_WORK INSTRUCTIONS_: Copy each line below in which the string "arrow" occurs.
━━━━━━━━━━━━━━━━━━━━
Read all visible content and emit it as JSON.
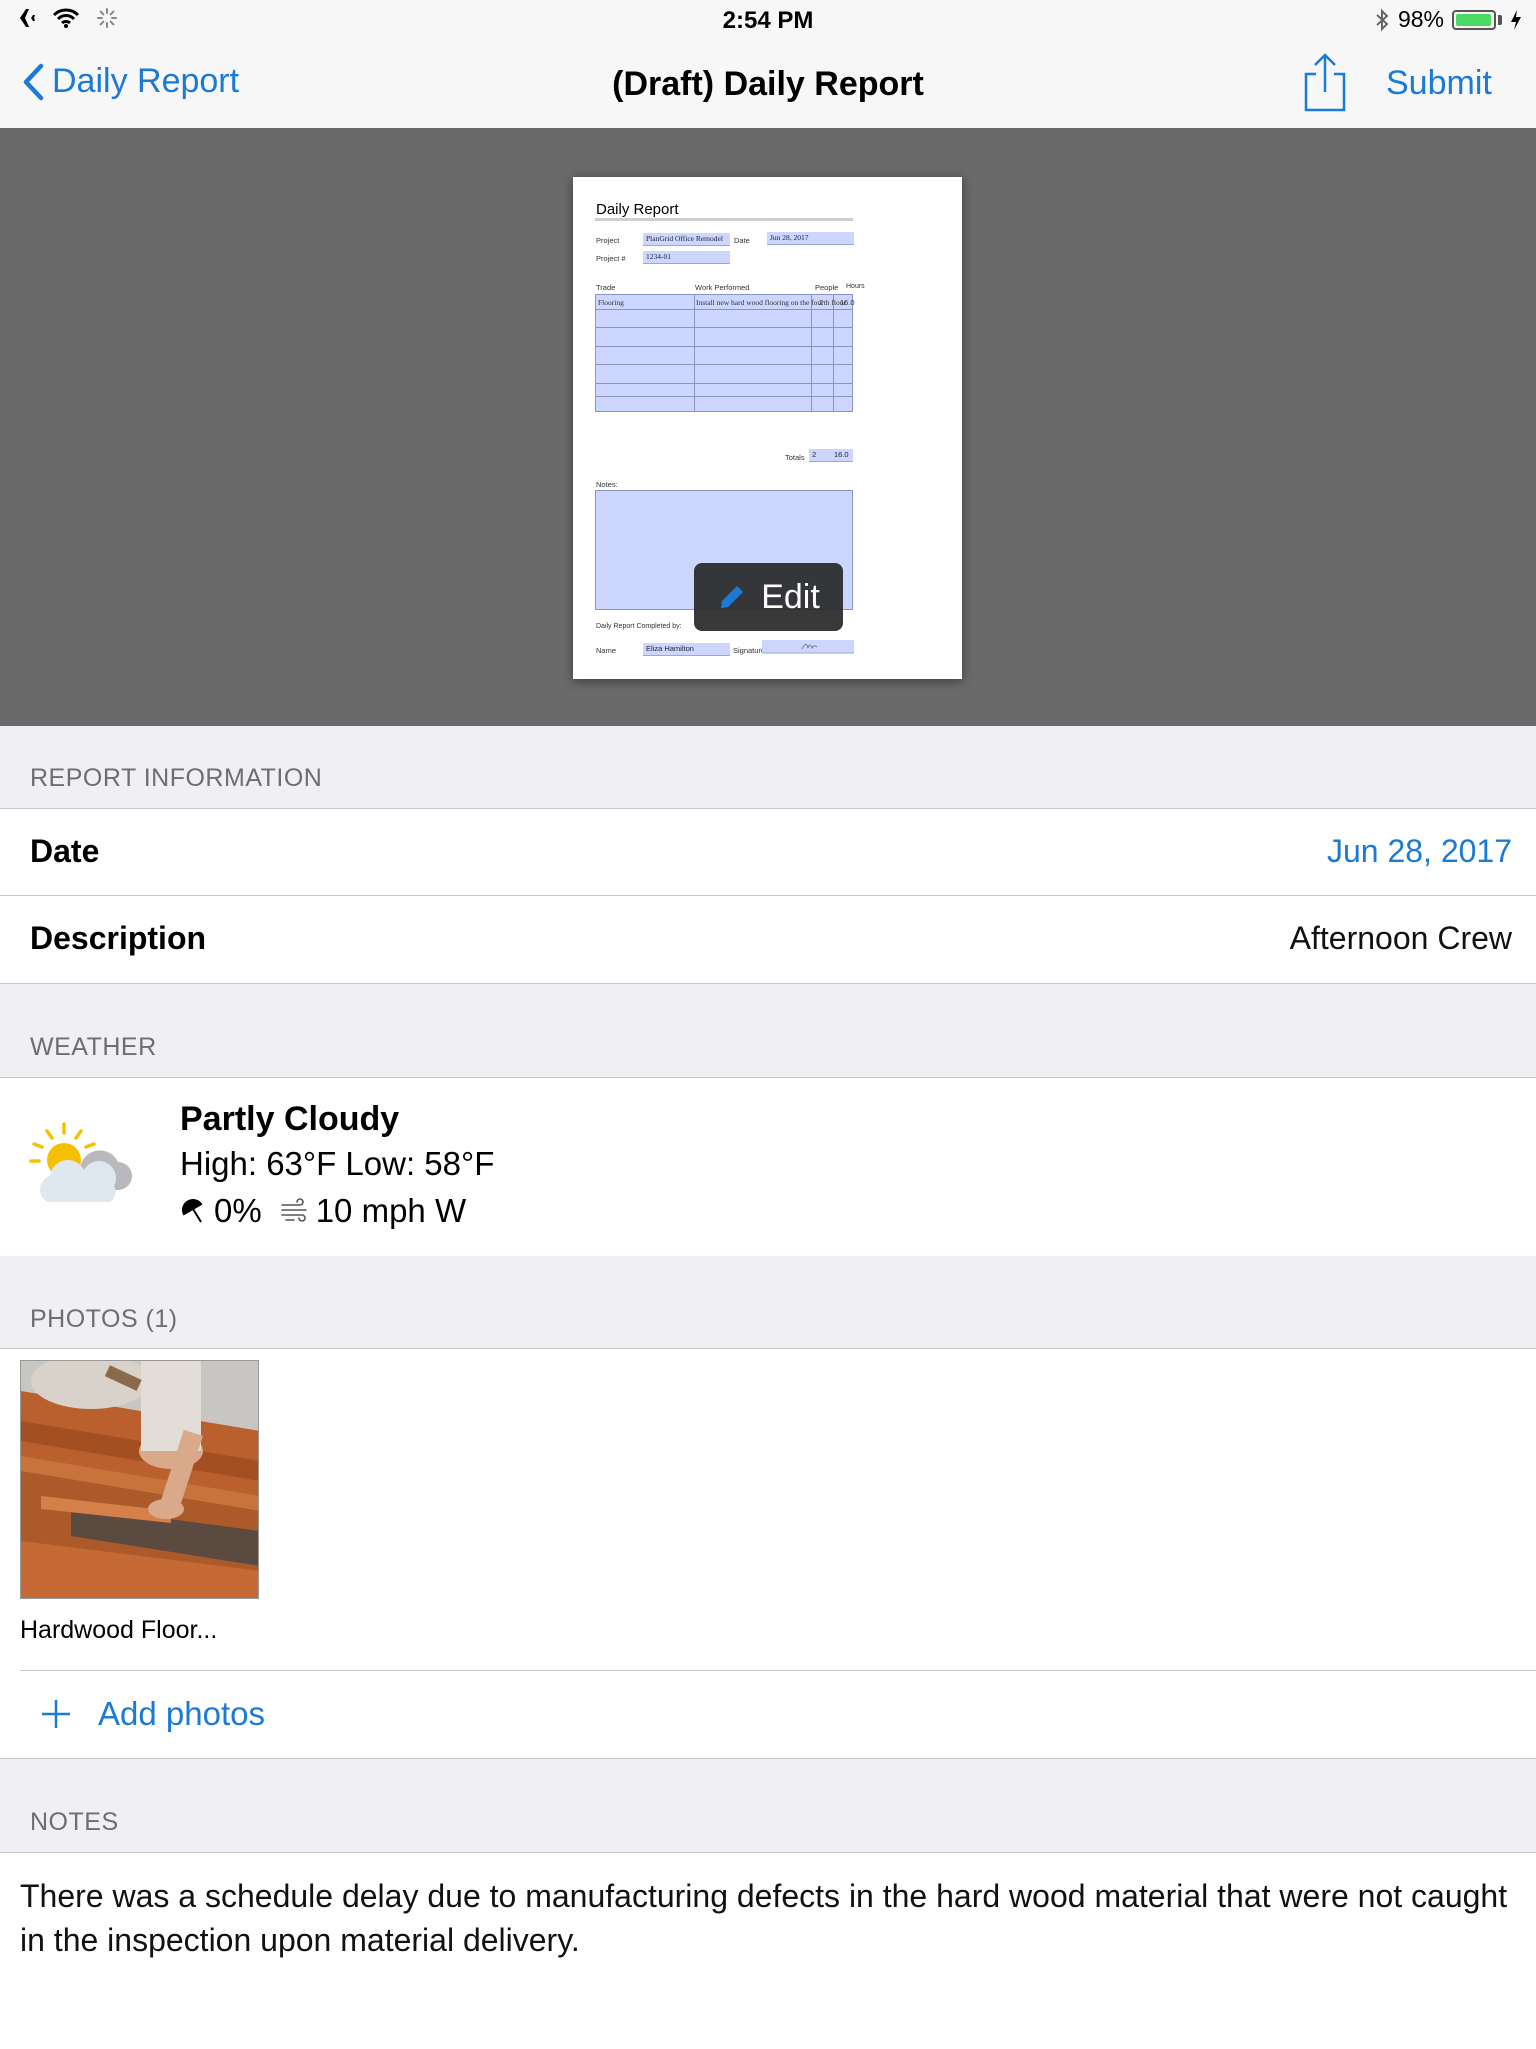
{
  "status": {
    "time": "2:54 PM",
    "battery": "98%",
    "battery_level": 0.98
  },
  "nav": {
    "back_label": "Daily Report",
    "title": "(Draft) Daily Report",
    "submit_label": "Submit"
  },
  "document": {
    "title": "Daily Report",
    "project_label": "Project",
    "project_value": "PlanGrid Office Remodel",
    "date_label": "Date",
    "date_value": "Jun 28, 2017",
    "projectno_label": "Project #",
    "projectno_value": "1234-01",
    "col_trade": "Trade",
    "col_work": "Work Performed",
    "col_people": "People",
    "col_hours": "Hours",
    "row_trade": "Flooring",
    "row_work": "Install new hard wood flooring on the fourth floor",
    "row_people": "2",
    "row_hours": "16.0",
    "totals_label": "Totals",
    "totals_people": "2",
    "totals_hours": "16.0",
    "notes_label": "Notes:",
    "completed_label": "Daily Report Completed by:",
    "name_label": "Name",
    "name_value": "Eliza Hamilton",
    "signature_label": "Signature",
    "edit_label": "Edit"
  },
  "report_info": {
    "header": "REPORT INFORMATION",
    "date_label": "Date",
    "date_value": "Jun 28, 2017",
    "description_label": "Description",
    "description_value": "Afternoon Crew"
  },
  "weather": {
    "header": "WEATHER",
    "condition": "Partly Cloudy",
    "temps": "High: 63°F Low: 58°F",
    "precip": "0%",
    "wind": "10 mph W"
  },
  "photos": {
    "header": "PHOTOS (1)",
    "items": [
      {
        "caption": "Hardwood Floor..."
      }
    ],
    "add_label": "Add photos"
  },
  "notes": {
    "header": "NOTES",
    "text": "There was a schedule delay due to manufacturing defects in the hard wood material that were not caught in the inspection upon material delivery."
  },
  "colors": {
    "accent": "#1a7ad6",
    "group_bg": "#efeff4",
    "preview_bg": "#6a6a6a"
  }
}
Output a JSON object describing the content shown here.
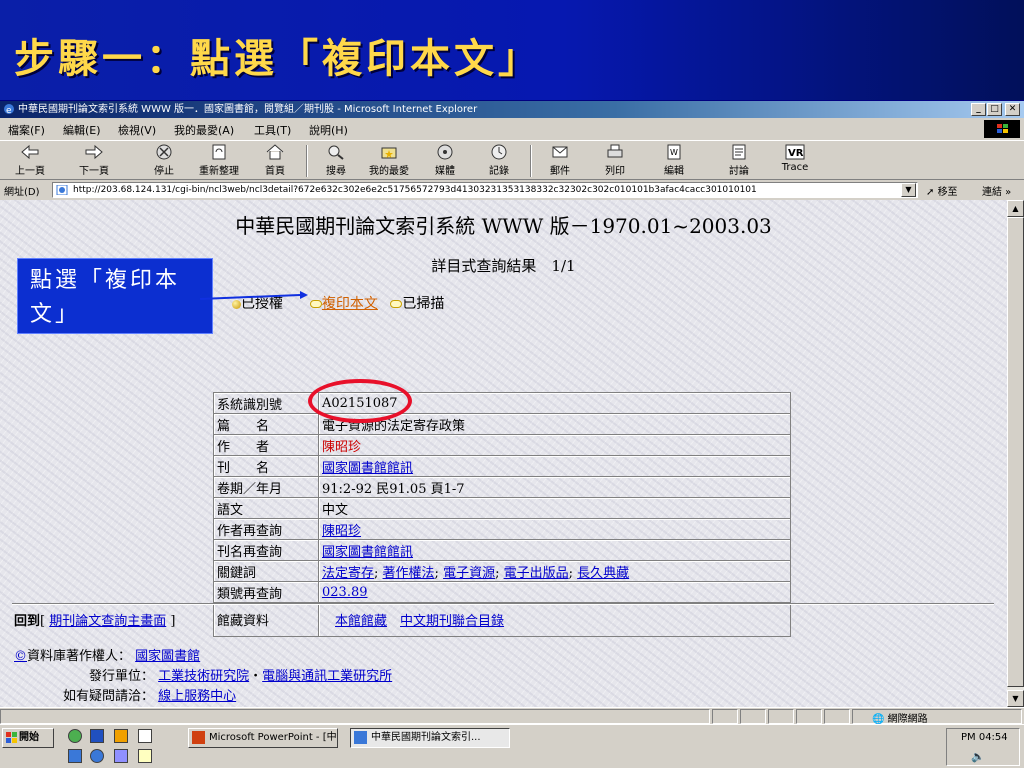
{
  "slide": {
    "title": "步驟一：點選「複印本文」"
  },
  "window": {
    "title": "中華民國期刊論文索引系統 WWW 版一．國家圖書館，閱覽組／期刊股 - Microsoft Internet Explorer",
    "minimize": "_",
    "maximize": "□",
    "close": "✕"
  },
  "menu": [
    "檔案(F)",
    "編輯(E)",
    "檢視(V)",
    "我的最愛(A)",
    "工具(T)",
    "說明(H)"
  ],
  "toolbar": {
    "back": "上一頁",
    "forward": "下一頁",
    "stop": "停止",
    "refresh": "重新整理",
    "home": "首頁",
    "search": "搜尋",
    "favorites": "我的最愛",
    "media": "媒體",
    "history": "記錄",
    "mail": "郵件",
    "print": "列印",
    "edit": "編輯",
    "discuss": "討論",
    "trace": "Trace"
  },
  "address": {
    "label": "網址(D)",
    "url": "http://203.68.124.131/cgi-bin/ncl3web/ncl3detail?672e632c302e6e2c51756572793d41303231353138332c32302c302c010101b3afac4cacc301010101",
    "go": "移至",
    "links": "連結 »"
  },
  "page": {
    "heading": "中華民國期刊論文索引系統 WWW 版－1970.01~2003.03",
    "result_caption": "詳目式查詢結果　1/1",
    "status": {
      "authorized": "已授權",
      "copy_text": "複印本文",
      "scanned": "已掃描"
    },
    "rows": [
      {
        "label": "系統識別號",
        "value": "A02151087"
      },
      {
        "label": "篇　　名",
        "value": "電子資源的法定寄存政策"
      },
      {
        "label": "作　　者",
        "value": "陳昭珍"
      },
      {
        "label": "刊　　名",
        "value": "國家圖書館館訊"
      },
      {
        "label": "卷期／年月",
        "value": "91:2-92 民91.05 頁1-7"
      },
      {
        "label": "語文",
        "value": "中文"
      },
      {
        "label": "作者再查詢",
        "value": "陳昭珍"
      },
      {
        "label": "刊名再查詢",
        "value": "國家圖書館館訊"
      },
      {
        "label": "關鍵詞",
        "keywords": [
          "法定寄存",
          "著作權法",
          "電子資源",
          "電子出版品",
          "長久典藏"
        ]
      },
      {
        "label": "類號再查詢",
        "value": "023.89"
      },
      {
        "label": "館藏資料",
        "holdings": [
          "本館館藏",
          "中文期刊聯合目錄"
        ]
      }
    ],
    "back": {
      "label": "回到",
      "link": "期刊論文查詢主畫面"
    },
    "footer": {
      "copyright_label": "資料庫著作權人：",
      "copyright_value": "國家圖書館",
      "publisher_label": "發行單位：",
      "publisher_1": "工業技術研究院",
      "publisher_2": "電腦與通訊工業研究所",
      "contact_label": "如有疑問請洽：",
      "contact_value": "線上服務中心"
    }
  },
  "callout": {
    "text": "點選「複印本文」"
  },
  "statusbar": {
    "zone": "網際網路"
  },
  "taskbar": {
    "start": "開始",
    "tasks": [
      "Microsoft PowerPoint - [中",
      "中華民國期刊論文索引..."
    ],
    "clock": "PM 04:54"
  }
}
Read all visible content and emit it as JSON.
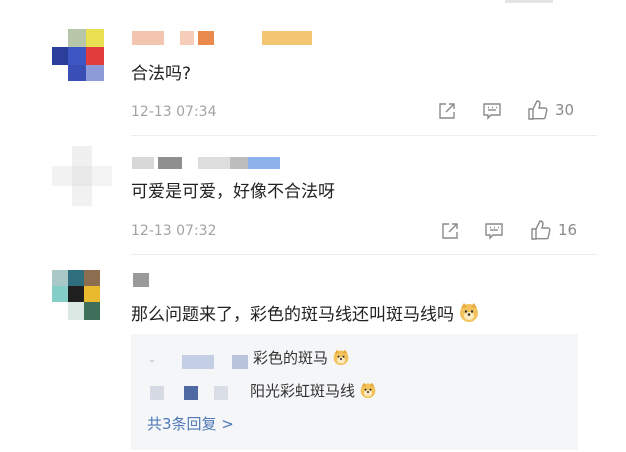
{
  "comments": [
    {
      "text": "合法吗?",
      "time": "12-13 07:34",
      "likes": "30"
    },
    {
      "text": "可爱是可爱，好像不合法呀",
      "time": "12-13 07:32",
      "likes": "16"
    },
    {
      "text": "那么问题来了，彩色的斑马线还叫斑马线吗"
    }
  ],
  "replies": [
    {
      "text": "彩色的斑马"
    },
    {
      "text": "阳光彩虹斑马线"
    }
  ],
  "more_replies": "共3条回复 >",
  "icons": {
    "share": "share-icon",
    "comment": "comment-icon",
    "like": "thumbs-up-icon",
    "emoji": "doge-emoji-icon"
  },
  "colors": {
    "link": "#4e78b6",
    "meta": "#a3a3a3",
    "reply_bg": "#f5f6f8"
  }
}
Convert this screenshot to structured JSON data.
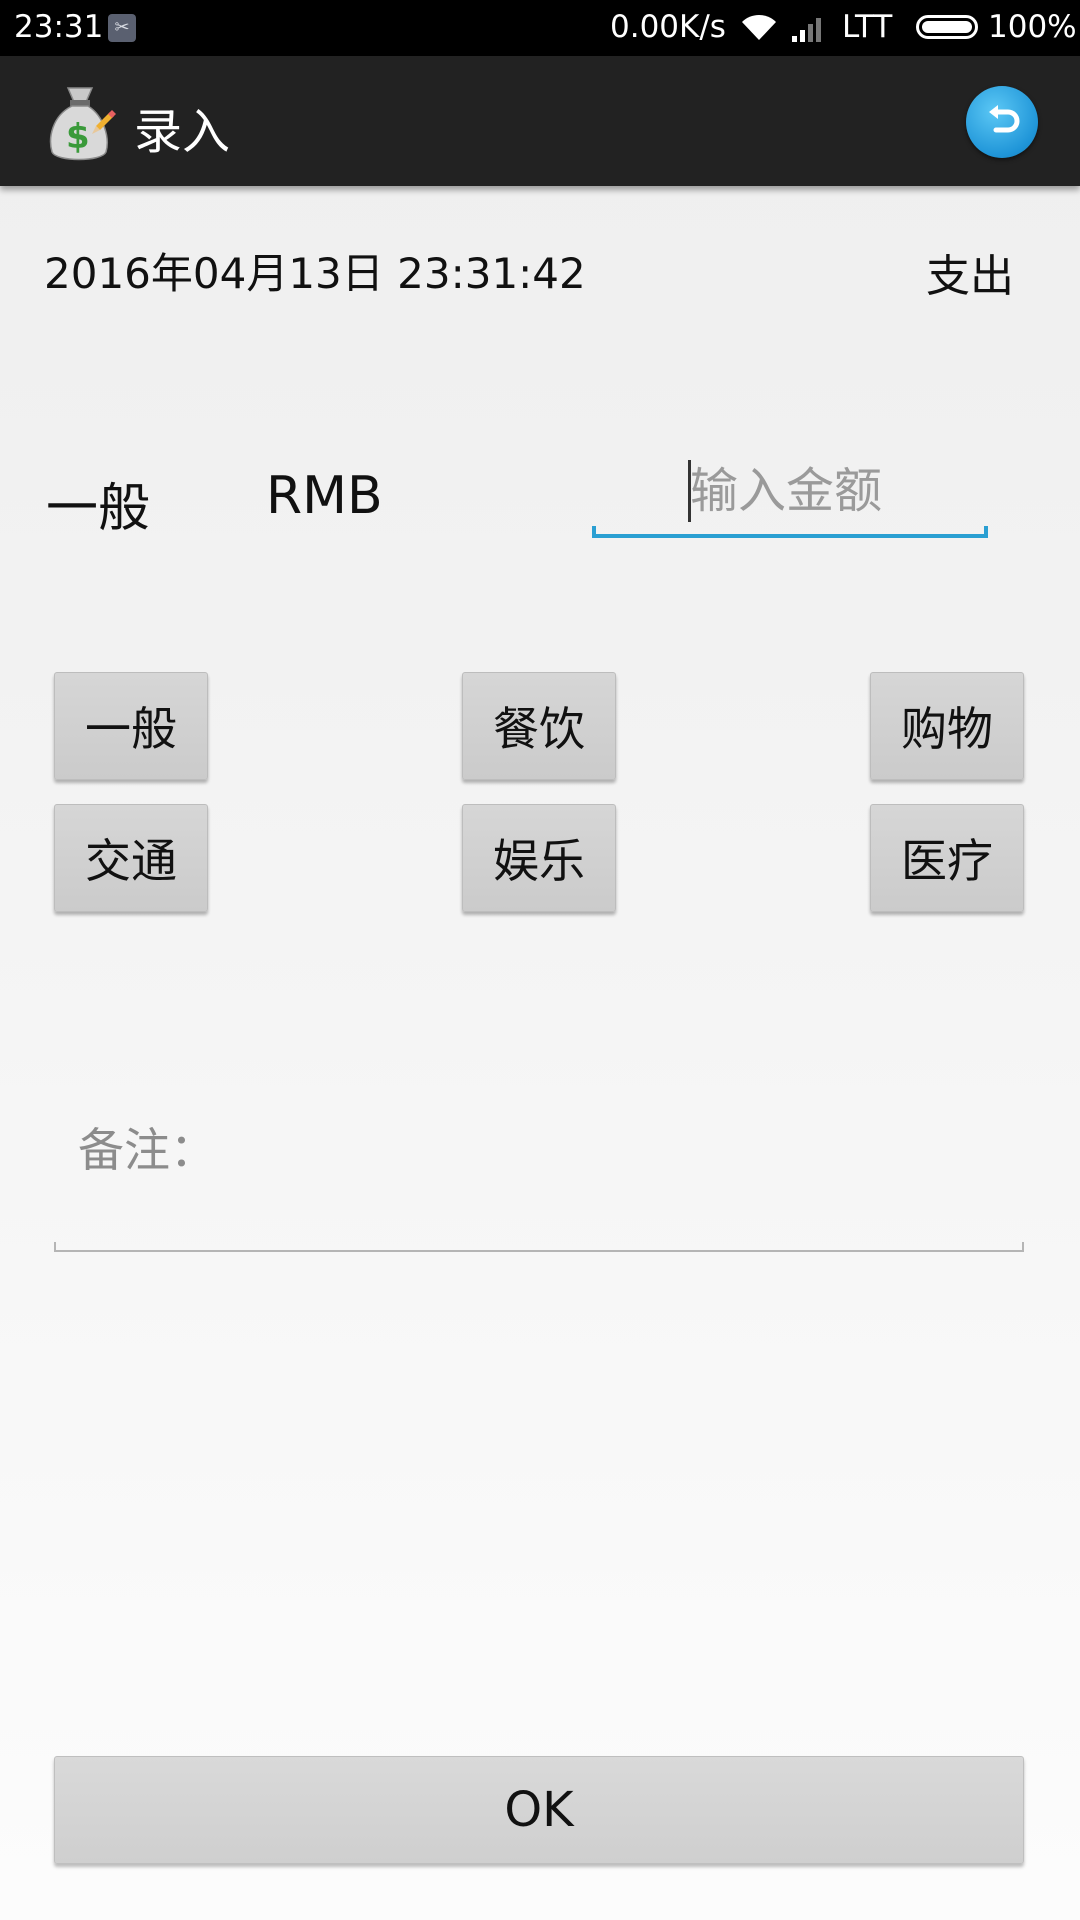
{
  "status_bar": {
    "time": "23:31",
    "speed": "0.00K/s",
    "carrier": "LTT",
    "battery": "100%",
    "battery_level": 1.0
  },
  "action_bar": {
    "title": "录入",
    "app_icon": "money-bag-pencil-icon",
    "undo_icon": "undo-arrow-icon",
    "accent_color": "#2196d8"
  },
  "form": {
    "datetime": "2016年04月13日 23:31:42",
    "type": "支出",
    "selected_category": "一般",
    "currency": "RMB",
    "amount": {
      "value": "",
      "placeholder": "输入金额"
    },
    "categories": [
      "一般",
      "餐饮",
      "购物",
      "交通",
      "娱乐",
      "医疗"
    ],
    "note_label": "备注：",
    "note_value": "",
    "ok_label": "OK"
  }
}
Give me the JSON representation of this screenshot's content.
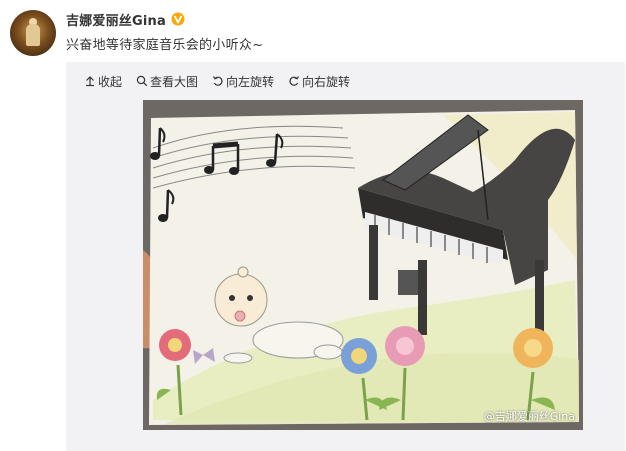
{
  "user": {
    "name": "吉娜爱丽丝Gina",
    "verified_icon": "verified-badge-icon",
    "verified_color": "#f7a80b"
  },
  "post": {
    "text": "兴奋地等待家庭音乐会的小听众~"
  },
  "toolbar": {
    "collapse_label": "收起",
    "collapse_icon": "arrow-up-icon",
    "view_large_label": "查看大图",
    "view_large_icon": "magnifier-icon",
    "rotate_left_label": "向左旋转",
    "rotate_left_icon": "rotate-left-icon",
    "rotate_right_label": "向右旋转",
    "rotate_right_icon": "rotate-right-icon"
  },
  "image": {
    "description_icon": "child-drawing-piano-baby-flowers",
    "watermark": "@吉娜爱丽丝Gina"
  },
  "colors": {
    "text": "#333333",
    "media_bg": "#f2f2f5",
    "badge": "#f7a80b"
  }
}
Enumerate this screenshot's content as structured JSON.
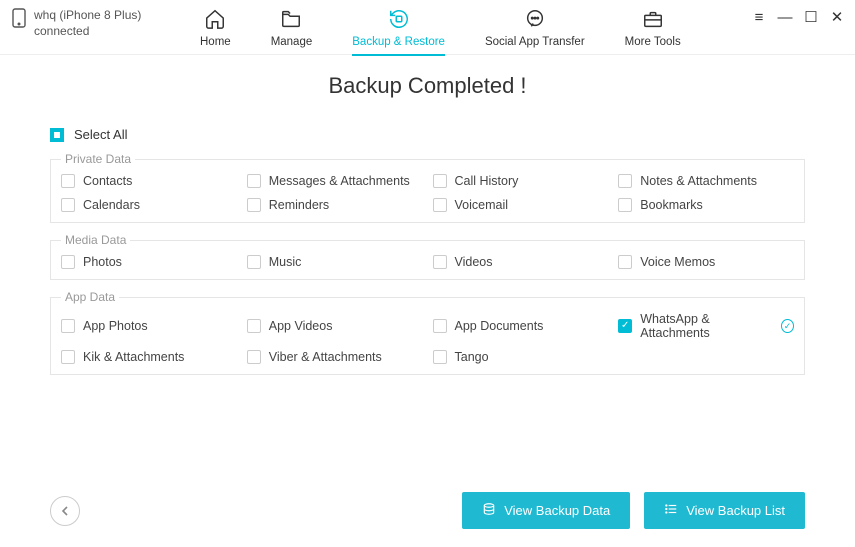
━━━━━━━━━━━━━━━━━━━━
_RESULT OF THE TASK_:
    "undo_icon": "undo-arrow-icon",
    "collapse_icon": "arrow-up-icon",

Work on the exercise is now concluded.